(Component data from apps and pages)
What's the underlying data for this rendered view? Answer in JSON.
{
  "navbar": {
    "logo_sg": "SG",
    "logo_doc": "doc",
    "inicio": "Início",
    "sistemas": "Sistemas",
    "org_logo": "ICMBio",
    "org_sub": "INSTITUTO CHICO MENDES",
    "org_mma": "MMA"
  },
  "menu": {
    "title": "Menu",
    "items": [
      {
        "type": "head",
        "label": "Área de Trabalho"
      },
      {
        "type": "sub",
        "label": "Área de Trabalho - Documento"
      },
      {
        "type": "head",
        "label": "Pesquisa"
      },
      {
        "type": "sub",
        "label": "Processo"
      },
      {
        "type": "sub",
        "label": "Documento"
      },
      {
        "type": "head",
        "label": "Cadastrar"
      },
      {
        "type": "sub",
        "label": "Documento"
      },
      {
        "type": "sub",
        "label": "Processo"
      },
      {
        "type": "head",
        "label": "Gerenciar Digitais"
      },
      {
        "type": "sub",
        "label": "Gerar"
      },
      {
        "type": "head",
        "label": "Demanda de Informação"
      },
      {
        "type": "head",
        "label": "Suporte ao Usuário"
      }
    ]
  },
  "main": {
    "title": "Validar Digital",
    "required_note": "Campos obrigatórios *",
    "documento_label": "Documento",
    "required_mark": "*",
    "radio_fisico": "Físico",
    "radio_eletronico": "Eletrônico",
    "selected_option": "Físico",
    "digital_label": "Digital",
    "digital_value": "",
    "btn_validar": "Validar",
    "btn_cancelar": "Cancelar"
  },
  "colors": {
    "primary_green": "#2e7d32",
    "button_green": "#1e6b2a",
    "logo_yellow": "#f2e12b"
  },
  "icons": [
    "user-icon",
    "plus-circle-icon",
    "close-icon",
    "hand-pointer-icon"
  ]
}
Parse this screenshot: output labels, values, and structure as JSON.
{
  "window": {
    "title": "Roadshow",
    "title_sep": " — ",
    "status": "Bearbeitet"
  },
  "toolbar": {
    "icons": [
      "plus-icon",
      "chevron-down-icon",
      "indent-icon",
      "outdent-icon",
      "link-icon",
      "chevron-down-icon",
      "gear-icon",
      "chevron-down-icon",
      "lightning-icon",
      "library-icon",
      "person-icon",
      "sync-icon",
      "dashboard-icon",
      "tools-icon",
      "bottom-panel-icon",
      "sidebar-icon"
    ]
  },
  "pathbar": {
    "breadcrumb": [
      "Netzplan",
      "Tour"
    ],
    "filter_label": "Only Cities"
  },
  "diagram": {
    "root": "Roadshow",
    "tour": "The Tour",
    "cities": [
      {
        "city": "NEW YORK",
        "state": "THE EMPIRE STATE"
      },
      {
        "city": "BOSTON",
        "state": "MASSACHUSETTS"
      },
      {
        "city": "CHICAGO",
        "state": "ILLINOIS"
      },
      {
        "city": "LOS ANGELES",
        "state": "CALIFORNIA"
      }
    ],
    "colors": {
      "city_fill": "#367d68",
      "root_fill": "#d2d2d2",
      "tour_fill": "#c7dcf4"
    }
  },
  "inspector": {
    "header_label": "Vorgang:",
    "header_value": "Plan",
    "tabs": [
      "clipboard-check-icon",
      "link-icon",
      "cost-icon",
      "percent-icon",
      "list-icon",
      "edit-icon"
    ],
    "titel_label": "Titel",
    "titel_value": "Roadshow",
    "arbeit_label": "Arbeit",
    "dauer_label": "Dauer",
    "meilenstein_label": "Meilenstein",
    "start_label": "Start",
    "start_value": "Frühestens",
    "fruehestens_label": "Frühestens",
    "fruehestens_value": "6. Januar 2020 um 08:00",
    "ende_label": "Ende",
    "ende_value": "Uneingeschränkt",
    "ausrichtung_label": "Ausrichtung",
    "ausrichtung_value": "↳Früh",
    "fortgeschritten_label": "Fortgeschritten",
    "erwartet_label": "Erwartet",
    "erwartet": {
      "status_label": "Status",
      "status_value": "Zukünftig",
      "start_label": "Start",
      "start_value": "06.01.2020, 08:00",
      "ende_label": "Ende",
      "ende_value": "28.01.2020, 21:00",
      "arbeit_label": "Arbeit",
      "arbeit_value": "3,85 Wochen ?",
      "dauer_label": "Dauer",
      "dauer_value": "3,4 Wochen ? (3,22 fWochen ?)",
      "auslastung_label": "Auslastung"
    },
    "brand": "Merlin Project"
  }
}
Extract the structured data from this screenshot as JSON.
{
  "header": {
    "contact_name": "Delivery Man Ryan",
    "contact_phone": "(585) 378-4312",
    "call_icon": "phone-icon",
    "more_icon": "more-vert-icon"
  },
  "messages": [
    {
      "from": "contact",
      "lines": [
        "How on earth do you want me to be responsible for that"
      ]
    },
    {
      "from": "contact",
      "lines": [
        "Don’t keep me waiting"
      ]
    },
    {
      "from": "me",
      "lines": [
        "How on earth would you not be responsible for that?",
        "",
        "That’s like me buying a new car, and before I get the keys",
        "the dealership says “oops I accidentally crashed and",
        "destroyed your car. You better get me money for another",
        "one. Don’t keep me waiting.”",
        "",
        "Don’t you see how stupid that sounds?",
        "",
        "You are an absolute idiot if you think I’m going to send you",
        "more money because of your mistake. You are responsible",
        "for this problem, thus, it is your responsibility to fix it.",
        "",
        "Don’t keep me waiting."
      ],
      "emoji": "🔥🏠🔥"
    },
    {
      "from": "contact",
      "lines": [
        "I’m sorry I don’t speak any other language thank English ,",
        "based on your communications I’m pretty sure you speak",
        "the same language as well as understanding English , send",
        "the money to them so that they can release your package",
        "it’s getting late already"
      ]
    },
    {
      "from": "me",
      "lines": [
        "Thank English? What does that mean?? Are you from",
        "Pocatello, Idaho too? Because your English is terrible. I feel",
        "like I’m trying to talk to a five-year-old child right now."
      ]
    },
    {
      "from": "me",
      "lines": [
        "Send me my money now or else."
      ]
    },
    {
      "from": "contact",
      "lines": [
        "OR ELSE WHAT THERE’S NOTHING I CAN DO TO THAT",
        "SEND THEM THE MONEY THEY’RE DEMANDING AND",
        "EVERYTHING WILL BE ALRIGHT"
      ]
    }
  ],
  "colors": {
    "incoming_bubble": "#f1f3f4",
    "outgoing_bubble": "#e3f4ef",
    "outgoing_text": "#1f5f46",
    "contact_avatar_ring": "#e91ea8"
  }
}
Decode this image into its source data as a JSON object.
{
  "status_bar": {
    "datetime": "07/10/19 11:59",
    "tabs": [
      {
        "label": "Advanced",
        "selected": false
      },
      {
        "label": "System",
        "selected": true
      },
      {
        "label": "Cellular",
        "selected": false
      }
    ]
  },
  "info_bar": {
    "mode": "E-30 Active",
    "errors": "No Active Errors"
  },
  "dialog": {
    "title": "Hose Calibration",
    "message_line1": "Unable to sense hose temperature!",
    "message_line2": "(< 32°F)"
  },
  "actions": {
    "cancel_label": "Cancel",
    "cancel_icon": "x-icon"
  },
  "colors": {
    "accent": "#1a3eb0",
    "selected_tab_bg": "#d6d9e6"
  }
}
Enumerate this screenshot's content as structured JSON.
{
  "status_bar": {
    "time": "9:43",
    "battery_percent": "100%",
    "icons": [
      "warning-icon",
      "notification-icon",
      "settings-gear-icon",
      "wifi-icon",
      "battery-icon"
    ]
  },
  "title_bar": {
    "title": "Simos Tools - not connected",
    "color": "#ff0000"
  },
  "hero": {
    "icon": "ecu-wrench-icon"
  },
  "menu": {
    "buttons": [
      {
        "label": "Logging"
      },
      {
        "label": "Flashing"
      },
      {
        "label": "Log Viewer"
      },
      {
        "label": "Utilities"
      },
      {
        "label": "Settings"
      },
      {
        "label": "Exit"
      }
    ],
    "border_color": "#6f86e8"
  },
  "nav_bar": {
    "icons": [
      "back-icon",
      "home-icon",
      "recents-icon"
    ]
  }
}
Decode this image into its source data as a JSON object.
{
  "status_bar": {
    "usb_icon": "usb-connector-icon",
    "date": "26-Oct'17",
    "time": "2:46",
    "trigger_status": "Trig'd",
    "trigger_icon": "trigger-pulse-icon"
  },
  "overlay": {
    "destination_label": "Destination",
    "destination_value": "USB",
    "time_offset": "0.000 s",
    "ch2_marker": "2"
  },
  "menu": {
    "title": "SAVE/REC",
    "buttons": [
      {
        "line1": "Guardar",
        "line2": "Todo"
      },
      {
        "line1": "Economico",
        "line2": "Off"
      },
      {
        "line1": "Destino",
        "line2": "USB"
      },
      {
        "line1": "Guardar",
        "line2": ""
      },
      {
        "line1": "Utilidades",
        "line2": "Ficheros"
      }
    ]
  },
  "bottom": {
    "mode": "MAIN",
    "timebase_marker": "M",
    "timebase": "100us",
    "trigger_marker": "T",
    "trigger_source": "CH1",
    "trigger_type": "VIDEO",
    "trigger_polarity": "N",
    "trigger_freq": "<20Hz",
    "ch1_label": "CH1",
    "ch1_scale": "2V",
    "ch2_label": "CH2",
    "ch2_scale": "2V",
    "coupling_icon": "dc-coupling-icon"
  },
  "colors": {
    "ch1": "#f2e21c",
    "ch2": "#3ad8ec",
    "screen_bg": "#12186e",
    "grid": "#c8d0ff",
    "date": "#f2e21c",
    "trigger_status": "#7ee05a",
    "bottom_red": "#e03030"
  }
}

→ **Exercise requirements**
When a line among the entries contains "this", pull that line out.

→ **Output**
What's the underlying data for this rendered view? Answer in JSON.
Parse this screenshot: output labels, values, and structure as JSON.
Extract the structured data from this screenshot as JSON.
        "for this problem, thus, it is your responsibility to fix it.",
Decode this image into its source data as a JSON object.
Enumerate this screenshot's content as structured JSON.
Decode this image into its source data as a JSON object.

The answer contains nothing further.